“Jennifer, I won? I really won?” says Vinnie’s mom to Jennifer Curtis-Smith.
Vinnie’s dad touches Vinnie’s mom arm and whispers, “What did you win?”
“Shh,” mouths Vinnie’s mom and she gives Vinnie’s dad a look that freezes water on a summer’s day.
Vinnie’s dad opens up his cell phone and pretends to check sports scores while listening to Vinnie’s mom talking to someone named Jennifer.
“No, I am not going to donate my prize back to Mensa, Jennifer. I won fair and square. If I don’t get my prize Al will sue you. He’s an excellent attorney.” Vinnie’s mom pauses, “That is not true. He is not a lawyer for the mob. Where did you hear he was a lawyer for the mob?” Vinnie’s mom listens. Then she says, “He defends Mike because he’s Mike’s younger brother. Besides, Mike is not in the mob.”
Vinnie’s mom stares at her cell, “She clicked off.”
“What did you win? Who is this Jennifer?” asks Al.
Vinnie’s mom turns to face Vinnie’s dad. She takes hold of his right hand with her two hands, “Al, tell me the truth. Is Mike part of the mob?”
Vinnie’s dad says, “I don’t ask him.”
“That is so lawyer speak,” says Vinnie’s mom. Her eyes light up. I almost forgot to tell you. I won.”
“What did you win?” asks Vinnie’s dad.
“I won the grand prize an all-expense paid vacation to New York City and tickets to a Broadway play.
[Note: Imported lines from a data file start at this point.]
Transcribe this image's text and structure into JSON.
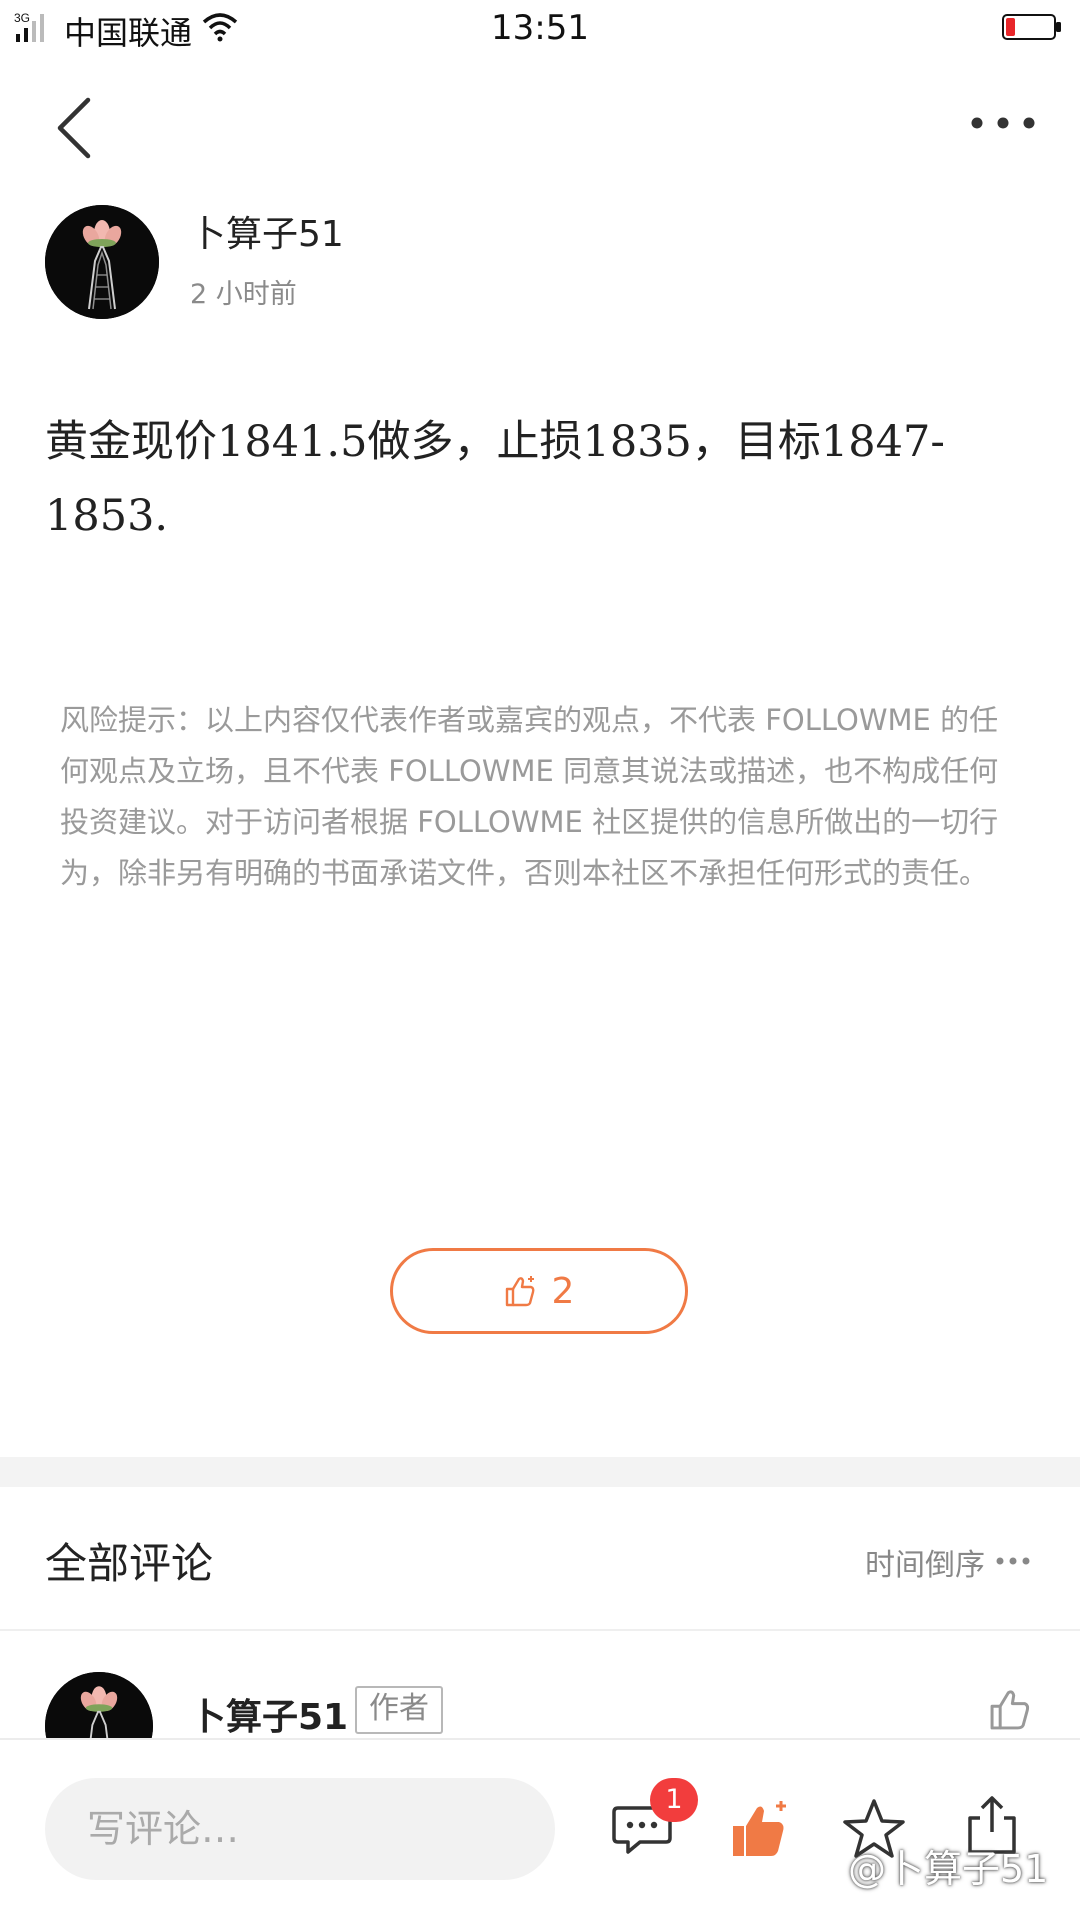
{
  "status_bar": {
    "network": "3G",
    "carrier": "中国联通",
    "time": "13:51",
    "battery_color": "#e8262a"
  },
  "nav": {
    "back_icon": "chevron-left-icon",
    "more_icon": "more-horizontal-icon"
  },
  "post": {
    "author": "卜算子51",
    "time_ago": "2 小时前",
    "body": "黄金现价1841.5做多，止损1835，目标1847-1853.",
    "disclaimer": "风险提示：以上内容仅代表作者或嘉宾的观点，不代表 FOLLOWME 的任何观点及立场，且不代表 FOLLOWME 同意其说法或描述，也不构成任何投资建议。对于访问者根据 FOLLOWME 社区提供的信息所做出的一切行为，除非另有明确的书面承诺文件，否则本社区不承担任何形式的责任。",
    "like_count": "2"
  },
  "comments": {
    "title": "全部评论",
    "sort_label": "时间倒序",
    "items": [
      {
        "author": "卜算子51",
        "badge": "作者"
      }
    ]
  },
  "bottom_bar": {
    "input_placeholder": "写评论…",
    "comment_badge": "1",
    "watermark": "@卜算子51"
  },
  "colors": {
    "accent": "#f07a45",
    "badge_red": "#f23d3d",
    "text_primary": "#222222",
    "text_secondary": "#8a8a8a"
  }
}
It’s for this weekend.”
“Does the all-expense paid trip cover Vinnie?” asks Vinnie’s dad.
Vinnie’s mom says, “It’s a trip for two. I’m afraid Vinnie can’t go. You’ll have to find someone who’s willing to let Vinnie stay with them for the weekend.”
“Me?” asks Vinnie’s dad. “I only know guys who are mobbed up. Only kidding. Mike’s always said he’d be happy to have Vinnie for a weekend. I’ll give him a call.”
“Don’t you dare. Vinnie will probably come away from a weekend with Mike with a lot more than pizza on his mind,” says Vinnie’s mom.
“What about Joey’s mom?”
“No. She’ll poison him with all the junk food.”
“What about Larry’s mom?”
“No, have you ever seen the tattoos on Larry’s mom and dad. I think the only place they don’t have a tattoo is on the inside of their mouths and I’m not sure.”
“What’s wrong with tattoos? I’ve always wanted to get one. Mike has several and he says they tell the story of his life.”
“Really? Does he have one with a cell door? The Johnson’s are out . . .”
Before Vinnie’s mom can finish, Vinnie’s dad shouts, “I’ve got it. It’s perfect. If you make the call I’m sure she’ll agree, even if it’s filled up. It’s our only chance to get away. Vinnie won’t get in trouble. He’ll be properly supervised. It’s perfect.”
“What? What? What? What did I miss that you know and I don’t?” says an excited Vinnie’s mom.
Vinnie’s dad smiles as if he just threw a game winning shot as time runs out.
“Enough with the theatrics, tell me,” insists Vinnie’s mom.
Vinnie’s dad says, “For the past three weeks, I’ve received emails from the city’s recreation program describing a weekend camp for kids in grades three through five at the Rocking W, a working cattle and horse ranch. Melanie Larson and Kyle Foster are going to lead it. Melanie will bunk with the girls. Kyle with the boys. There will be lots of outdoor activities. They leave from the rec center parking lot by bus at 3 p.m. Friday. We can catch a late plane to New York and have the weekend. Mike can pick Vinnie up when they get back at 2 p.m. Sunday. Give Melanie a call and see if there is any room left for Vinnie. It’s our only chance. The other choice is to donate the tickets back to Mensa or give them to the Johnsons or . . .”
“Stop, enough. I’ll call. First, I’ll call Joey and Larry’s moms and tell them about the rec center program. Vinnie will go if Joey and Larry are going.”
“It’s devious, but an excellent way to trap him. For once, we’ve outsmarted Vinnie.”
“Promise me Mike won’t cause problems on Sunday afternoon?”
“Really, Marti. Mike’s a nice guy. It will all work out.”
Vinnie’s mom mutters, “Like it always does.”